The influence of shoot age on 14C partitioning in potted avocado (Persea americana var. americana Mill.) trees was determined. The oldest leaf of actively growing shoots and the youngest leaf of previously matured shoots were exposed to 14CO2 18 and 34 days after budbreak (DABB) of new shoots. At these times, treated leaves had a positive net CO2 assimilation rate and, therefore, were considered to be net C exporters. Sixteen days after 14C exposure, separate plant tissues were harvested, dried, weighed, and oxidized. The percentage of 14C in each tissue was determined by liquid scintillation spectrometry. Photoassimilates were translocated acropetally and basipetally from all treated leaves. However, at 18 DABB, developing leaves of actively growing shoots seemed to be the strongest sink for C assimilated by the oldest leaf of these shoots, whereas the roots were the strongest sink for C assimilated by the youngest leaf of the previously matured shoots. By 34 DABB, roots were the strongest sink for C assimilated by leaves of new and previously matured shoots. These data are useful in developing improved management strategies for controlling phytophthora root rot (incited by Phytophthora cinnamomi Rands) in avocados by systemic phosphonate fungicides translocated in the photoassimilate pathway. Thus, phosphonates should be applied after shoots have matured and most of the canopy is in a quiescent state for maximum translocation to the roots.
Anthony W. Whiley and Bruce Schaffer
Bruce Schaffer, Anthony W. Whiley, and Christopher Searle
Bruce Schaffer, Anthony W. Whiley, Christopher Searle, and Robert J. Nissen

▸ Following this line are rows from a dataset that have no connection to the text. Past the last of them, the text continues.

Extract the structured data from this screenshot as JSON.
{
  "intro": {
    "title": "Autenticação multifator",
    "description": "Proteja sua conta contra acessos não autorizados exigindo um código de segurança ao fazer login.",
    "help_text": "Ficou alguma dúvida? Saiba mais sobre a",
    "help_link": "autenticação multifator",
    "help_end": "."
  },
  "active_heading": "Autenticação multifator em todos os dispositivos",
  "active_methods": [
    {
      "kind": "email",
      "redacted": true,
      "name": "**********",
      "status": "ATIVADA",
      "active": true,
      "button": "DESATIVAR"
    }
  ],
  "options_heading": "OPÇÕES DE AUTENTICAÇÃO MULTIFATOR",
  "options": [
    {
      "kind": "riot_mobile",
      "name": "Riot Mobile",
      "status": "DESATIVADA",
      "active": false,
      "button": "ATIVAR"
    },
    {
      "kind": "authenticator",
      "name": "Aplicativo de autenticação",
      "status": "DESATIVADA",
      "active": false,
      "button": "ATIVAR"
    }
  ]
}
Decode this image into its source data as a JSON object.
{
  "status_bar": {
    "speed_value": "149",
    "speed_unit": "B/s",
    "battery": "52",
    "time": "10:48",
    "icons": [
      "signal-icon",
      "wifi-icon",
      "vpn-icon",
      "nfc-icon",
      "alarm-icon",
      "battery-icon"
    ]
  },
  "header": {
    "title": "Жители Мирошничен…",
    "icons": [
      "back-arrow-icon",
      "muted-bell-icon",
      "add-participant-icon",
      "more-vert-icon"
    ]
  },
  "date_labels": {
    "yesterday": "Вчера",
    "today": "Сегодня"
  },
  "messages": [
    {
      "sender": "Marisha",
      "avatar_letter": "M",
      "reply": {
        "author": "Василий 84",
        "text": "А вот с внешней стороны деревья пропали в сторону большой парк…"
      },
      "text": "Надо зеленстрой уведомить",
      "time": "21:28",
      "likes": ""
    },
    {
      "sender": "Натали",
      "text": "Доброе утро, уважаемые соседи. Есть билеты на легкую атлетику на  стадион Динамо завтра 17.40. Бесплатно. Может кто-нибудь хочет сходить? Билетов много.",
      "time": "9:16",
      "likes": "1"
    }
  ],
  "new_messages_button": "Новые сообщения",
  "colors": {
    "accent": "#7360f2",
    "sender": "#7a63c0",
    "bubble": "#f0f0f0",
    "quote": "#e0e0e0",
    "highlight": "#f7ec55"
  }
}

The effects of atmospheric CO2 enrichment and root restriction on net CO2 assimilation (A), dry mass partitioning, and leaf mineral element concentrations in `Kensington' and `Tommy Atkins' mango (Mangifera indica L.) were investigated. Trees were grown in controlled-environment glasshouse rooms at ambient CO2 concentrations of 350 or 700 μmol·mol-1. At each CO2 concentration, trees were grown in 8-L containers, which restricted root growth, or grown aeroponically in 200-L root mist chambers, which did not restrict root growth. Trees grown in 350 μmol·mol-1 CO2 were more efficient at assimilating CO2 than trees grown in 700 μmol·mol-1 CO2. However, total plant and organ dry mass was generally higher for plants grown at 700 μmol·mol-1 CO2 due to increased A as a result of a greater internal partial pressure of CO2 (Ci) in leaves of plants in the CO2 enriched environment. Root restriction reduced A resulting in decreased organ and plant dry mass. In root-restricted plants, reduced A and dry matter accumulation offset the increases in these variables resulting from atmospheric CO2 enrichment. Atmospheric CO2 enrichment and root restriction did not affect dry mass partitioning. Leaf mineral element concentrations were generally lower for trees grown at the higher ambient CO2 concentration, presumably due to a dilution effect from an increased growth rate.
Anthony W. Whiley, Christopher Searle, Bruce Schaffer, and B. Nigel Wolstenholme
Leaf gas exchange of avocado (Persea americana Mill.) and mango (Mangifera indica L.) trees in containers and in an orchard (field-grown trees) was measured over a range of photosynthetic photon fluxes (PPF) and ambient CO2 concentrations (Ca). Net CO2 assimilation (A) and intercellular partial pressure of CO2 (Ci) were determined for all trees in early autumn (noncold-stressed leaves) when minimum daily temperatures were ≥14 °C, and for field-grown trees in winter (cold-stressed leaves) when minimum daily temperatures were ≤10 °C. Cold-stressed trees of both species had lower maximum CO2 assimilation rates (Amax), light saturation points (QA), CO2 saturation points (CaSAT) and quantum yields than leaves of noncold-stressed, field-grown trees. The ratio of variable to maximum fluorescence (Fv/Fm) was ≈50% lower for leaves of cold-stressed, field-grown trees than for leaves of nonstressed, field-grown trees, indicating chill-induced photoinhibition of leaves had occurred in winter. The data indicate that chill-induced photoinhibition of A and/or sink limitations caused by root restriction in container-grown trees can limit carbon assimilation in avocado and mango trees.